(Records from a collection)
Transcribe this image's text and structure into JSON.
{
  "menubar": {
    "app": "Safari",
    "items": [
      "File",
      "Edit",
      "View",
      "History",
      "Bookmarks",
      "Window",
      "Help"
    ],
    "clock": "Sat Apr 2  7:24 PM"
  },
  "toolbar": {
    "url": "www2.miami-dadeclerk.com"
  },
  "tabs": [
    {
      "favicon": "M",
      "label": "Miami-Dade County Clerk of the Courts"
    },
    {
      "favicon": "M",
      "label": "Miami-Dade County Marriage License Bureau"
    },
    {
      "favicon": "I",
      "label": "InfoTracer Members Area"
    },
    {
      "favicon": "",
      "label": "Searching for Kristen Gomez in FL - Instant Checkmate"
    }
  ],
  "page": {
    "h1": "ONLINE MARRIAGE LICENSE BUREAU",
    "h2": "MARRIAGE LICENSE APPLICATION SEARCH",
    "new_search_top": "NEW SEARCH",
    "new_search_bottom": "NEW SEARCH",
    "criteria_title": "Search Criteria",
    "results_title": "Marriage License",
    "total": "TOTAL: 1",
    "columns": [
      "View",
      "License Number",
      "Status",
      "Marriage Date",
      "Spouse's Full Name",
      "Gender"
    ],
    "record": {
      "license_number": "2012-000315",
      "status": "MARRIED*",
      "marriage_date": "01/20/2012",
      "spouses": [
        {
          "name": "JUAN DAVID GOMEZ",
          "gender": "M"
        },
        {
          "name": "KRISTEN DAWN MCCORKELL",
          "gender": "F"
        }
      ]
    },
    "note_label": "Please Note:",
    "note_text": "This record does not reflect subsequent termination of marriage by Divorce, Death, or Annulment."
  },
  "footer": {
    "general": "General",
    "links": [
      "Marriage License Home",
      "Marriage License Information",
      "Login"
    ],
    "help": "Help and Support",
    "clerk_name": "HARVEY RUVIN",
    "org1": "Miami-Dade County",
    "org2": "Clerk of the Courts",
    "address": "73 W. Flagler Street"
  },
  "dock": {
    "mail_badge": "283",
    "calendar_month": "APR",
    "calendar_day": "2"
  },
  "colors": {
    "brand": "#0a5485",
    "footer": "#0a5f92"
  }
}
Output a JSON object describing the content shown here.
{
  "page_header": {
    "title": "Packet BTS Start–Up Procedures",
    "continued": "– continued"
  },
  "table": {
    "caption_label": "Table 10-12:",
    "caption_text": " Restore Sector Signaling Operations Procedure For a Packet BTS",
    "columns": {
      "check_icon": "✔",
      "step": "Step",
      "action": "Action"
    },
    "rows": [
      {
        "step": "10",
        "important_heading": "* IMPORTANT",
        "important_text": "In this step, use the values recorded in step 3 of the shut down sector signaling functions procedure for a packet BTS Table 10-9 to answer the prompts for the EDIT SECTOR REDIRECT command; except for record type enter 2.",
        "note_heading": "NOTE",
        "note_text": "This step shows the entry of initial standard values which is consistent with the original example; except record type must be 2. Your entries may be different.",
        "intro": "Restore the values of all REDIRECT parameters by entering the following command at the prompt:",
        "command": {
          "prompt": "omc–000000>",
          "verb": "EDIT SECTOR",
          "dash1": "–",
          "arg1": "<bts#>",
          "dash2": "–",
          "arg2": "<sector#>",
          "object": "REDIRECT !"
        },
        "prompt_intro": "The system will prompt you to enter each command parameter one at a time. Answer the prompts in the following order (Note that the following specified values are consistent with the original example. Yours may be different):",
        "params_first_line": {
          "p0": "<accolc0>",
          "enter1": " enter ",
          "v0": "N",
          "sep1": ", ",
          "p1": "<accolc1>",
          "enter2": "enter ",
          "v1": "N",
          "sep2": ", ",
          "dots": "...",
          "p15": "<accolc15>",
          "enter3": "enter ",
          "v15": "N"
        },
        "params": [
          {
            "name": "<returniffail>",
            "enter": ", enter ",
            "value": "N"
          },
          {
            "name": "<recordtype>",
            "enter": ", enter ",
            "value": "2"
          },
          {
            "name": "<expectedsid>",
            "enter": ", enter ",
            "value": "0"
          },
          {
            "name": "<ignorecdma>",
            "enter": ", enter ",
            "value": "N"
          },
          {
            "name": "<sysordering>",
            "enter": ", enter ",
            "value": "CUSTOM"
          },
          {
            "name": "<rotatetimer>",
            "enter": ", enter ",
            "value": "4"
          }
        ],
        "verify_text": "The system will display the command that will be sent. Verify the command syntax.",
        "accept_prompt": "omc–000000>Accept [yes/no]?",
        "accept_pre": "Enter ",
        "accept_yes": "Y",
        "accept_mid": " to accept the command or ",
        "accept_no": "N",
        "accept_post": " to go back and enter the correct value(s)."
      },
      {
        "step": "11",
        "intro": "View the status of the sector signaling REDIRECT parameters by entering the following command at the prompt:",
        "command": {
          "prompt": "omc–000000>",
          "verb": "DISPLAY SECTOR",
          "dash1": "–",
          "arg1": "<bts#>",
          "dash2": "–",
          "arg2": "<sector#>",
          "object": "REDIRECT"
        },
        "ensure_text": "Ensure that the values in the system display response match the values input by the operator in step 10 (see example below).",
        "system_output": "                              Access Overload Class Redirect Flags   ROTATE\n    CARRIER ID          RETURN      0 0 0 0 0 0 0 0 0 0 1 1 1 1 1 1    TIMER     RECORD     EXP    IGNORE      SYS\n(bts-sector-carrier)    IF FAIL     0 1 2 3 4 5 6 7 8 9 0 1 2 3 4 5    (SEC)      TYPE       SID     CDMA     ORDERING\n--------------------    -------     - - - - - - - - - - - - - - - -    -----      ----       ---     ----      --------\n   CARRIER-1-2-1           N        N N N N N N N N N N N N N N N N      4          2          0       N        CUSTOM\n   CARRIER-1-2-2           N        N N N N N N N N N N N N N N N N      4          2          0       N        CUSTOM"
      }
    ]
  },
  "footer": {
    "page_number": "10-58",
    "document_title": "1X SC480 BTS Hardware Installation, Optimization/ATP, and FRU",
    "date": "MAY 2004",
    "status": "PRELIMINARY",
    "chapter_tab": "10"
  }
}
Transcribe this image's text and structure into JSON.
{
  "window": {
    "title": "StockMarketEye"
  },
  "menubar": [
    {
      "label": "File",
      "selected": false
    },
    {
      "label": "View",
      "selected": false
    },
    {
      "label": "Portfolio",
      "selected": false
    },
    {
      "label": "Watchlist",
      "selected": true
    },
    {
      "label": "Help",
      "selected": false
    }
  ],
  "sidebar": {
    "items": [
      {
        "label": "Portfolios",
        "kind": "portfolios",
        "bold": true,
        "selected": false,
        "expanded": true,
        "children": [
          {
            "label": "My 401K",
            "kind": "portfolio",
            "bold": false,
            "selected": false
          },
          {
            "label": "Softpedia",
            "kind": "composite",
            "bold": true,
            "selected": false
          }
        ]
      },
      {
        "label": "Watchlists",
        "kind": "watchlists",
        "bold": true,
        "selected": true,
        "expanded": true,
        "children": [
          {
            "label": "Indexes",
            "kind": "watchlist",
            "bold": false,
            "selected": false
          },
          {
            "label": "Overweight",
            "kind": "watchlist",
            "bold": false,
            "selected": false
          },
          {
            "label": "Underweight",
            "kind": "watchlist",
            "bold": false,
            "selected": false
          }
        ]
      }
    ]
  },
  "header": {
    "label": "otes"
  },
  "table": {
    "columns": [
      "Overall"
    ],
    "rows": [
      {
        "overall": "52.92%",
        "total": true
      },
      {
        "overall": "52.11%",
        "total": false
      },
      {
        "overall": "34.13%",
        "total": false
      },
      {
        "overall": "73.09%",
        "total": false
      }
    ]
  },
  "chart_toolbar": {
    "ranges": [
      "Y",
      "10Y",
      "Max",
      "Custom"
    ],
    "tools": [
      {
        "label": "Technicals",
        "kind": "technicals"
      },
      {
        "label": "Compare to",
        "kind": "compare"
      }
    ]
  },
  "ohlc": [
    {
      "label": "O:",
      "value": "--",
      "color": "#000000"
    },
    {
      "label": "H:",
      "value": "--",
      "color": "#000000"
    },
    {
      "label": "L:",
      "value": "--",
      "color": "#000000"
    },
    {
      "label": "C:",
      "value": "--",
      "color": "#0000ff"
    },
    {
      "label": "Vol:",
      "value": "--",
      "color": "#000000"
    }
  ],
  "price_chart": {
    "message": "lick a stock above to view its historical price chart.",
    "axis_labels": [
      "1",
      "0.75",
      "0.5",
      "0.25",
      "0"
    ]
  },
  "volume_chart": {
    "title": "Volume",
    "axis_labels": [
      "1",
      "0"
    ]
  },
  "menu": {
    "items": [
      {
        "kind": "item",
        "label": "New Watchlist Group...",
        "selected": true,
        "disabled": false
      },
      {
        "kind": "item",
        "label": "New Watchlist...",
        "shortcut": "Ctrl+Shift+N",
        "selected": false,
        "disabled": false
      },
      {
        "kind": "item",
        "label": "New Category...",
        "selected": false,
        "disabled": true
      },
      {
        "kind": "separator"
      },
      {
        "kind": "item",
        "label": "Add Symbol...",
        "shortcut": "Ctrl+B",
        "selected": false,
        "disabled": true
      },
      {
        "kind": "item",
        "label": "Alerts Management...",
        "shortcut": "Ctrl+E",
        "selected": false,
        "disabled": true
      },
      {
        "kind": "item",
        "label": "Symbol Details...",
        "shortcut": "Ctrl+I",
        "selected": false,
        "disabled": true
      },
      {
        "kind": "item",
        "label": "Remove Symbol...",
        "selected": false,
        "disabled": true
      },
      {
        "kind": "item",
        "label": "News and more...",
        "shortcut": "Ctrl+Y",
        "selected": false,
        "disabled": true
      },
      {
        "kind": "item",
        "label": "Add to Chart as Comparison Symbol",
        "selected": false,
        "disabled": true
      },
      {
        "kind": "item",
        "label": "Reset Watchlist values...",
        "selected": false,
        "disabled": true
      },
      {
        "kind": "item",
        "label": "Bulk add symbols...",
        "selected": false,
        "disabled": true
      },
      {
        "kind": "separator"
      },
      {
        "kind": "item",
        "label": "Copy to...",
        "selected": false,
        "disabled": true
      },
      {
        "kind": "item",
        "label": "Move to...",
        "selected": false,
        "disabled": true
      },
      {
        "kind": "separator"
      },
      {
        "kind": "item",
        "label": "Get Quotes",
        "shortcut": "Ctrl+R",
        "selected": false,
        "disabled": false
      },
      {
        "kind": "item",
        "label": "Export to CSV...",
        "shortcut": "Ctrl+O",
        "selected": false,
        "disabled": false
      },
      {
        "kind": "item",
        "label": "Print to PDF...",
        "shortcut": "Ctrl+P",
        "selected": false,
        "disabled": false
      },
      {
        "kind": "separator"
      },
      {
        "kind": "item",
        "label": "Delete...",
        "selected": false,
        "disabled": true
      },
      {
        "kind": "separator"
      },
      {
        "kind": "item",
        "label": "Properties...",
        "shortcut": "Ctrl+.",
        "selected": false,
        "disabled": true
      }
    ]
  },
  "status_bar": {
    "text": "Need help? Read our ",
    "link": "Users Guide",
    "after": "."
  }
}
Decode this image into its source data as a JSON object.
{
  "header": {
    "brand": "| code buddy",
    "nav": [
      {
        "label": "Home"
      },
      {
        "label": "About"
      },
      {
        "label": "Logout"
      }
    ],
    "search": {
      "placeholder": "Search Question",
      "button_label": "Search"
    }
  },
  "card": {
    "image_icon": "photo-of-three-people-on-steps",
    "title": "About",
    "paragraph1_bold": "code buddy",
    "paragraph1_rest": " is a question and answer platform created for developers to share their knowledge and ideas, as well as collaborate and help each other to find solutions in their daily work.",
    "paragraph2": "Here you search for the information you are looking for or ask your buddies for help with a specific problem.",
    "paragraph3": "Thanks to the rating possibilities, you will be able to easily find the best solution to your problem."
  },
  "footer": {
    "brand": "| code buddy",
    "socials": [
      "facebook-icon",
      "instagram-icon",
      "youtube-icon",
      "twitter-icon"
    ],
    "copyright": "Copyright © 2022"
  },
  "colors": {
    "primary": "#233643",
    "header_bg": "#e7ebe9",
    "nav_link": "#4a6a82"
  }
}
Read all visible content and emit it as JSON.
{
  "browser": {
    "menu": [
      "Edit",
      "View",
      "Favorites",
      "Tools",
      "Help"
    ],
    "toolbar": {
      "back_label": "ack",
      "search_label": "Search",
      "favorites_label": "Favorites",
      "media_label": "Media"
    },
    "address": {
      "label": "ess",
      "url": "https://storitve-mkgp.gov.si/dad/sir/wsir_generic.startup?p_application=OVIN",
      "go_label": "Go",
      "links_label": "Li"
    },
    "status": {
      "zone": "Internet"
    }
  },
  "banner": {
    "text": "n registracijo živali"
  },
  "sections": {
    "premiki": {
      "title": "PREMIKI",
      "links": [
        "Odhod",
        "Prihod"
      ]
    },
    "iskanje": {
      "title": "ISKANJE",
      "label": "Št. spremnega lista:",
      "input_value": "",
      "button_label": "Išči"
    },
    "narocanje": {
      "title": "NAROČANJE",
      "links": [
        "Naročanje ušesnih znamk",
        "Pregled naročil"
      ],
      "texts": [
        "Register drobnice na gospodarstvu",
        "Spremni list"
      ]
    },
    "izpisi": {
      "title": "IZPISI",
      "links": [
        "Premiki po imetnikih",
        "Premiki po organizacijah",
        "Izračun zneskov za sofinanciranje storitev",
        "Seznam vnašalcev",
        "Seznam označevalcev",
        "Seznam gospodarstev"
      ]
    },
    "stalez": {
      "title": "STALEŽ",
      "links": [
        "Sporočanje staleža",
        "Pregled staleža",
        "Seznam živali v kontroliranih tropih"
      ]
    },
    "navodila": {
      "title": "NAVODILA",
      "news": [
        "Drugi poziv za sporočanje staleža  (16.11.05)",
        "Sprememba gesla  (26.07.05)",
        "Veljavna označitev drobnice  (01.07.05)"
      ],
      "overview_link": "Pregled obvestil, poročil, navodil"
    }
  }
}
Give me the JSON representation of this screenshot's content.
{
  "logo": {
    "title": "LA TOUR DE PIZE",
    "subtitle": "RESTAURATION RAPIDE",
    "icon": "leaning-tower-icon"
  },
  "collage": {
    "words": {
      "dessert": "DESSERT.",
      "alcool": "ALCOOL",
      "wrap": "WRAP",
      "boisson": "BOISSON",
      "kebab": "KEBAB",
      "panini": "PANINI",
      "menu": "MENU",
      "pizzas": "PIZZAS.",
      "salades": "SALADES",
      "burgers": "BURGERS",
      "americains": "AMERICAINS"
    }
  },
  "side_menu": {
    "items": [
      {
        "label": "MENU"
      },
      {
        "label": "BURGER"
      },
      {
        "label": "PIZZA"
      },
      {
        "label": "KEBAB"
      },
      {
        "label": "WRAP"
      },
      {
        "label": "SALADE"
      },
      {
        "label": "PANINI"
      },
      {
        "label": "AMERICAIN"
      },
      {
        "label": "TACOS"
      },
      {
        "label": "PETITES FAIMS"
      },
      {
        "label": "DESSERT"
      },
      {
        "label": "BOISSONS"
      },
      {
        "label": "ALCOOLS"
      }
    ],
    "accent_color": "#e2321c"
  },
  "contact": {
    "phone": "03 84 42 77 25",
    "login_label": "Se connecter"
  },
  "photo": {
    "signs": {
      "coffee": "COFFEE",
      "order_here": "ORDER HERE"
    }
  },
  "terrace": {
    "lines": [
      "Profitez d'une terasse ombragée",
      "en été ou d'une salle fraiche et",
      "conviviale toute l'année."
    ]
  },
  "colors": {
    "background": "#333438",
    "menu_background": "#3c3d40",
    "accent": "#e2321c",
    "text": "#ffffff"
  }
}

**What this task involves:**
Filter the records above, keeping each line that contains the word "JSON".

**Exercise answer:**
Transcribe this image's text and structure into JSON.
Output a JSON object describing the content shown here.
Transcribe this image's text and structure into JSON.
Decode this image into its source data as a JSON object.
Read all visible content and emit it as JSON.
Give me the JSON representation of this screenshot's content.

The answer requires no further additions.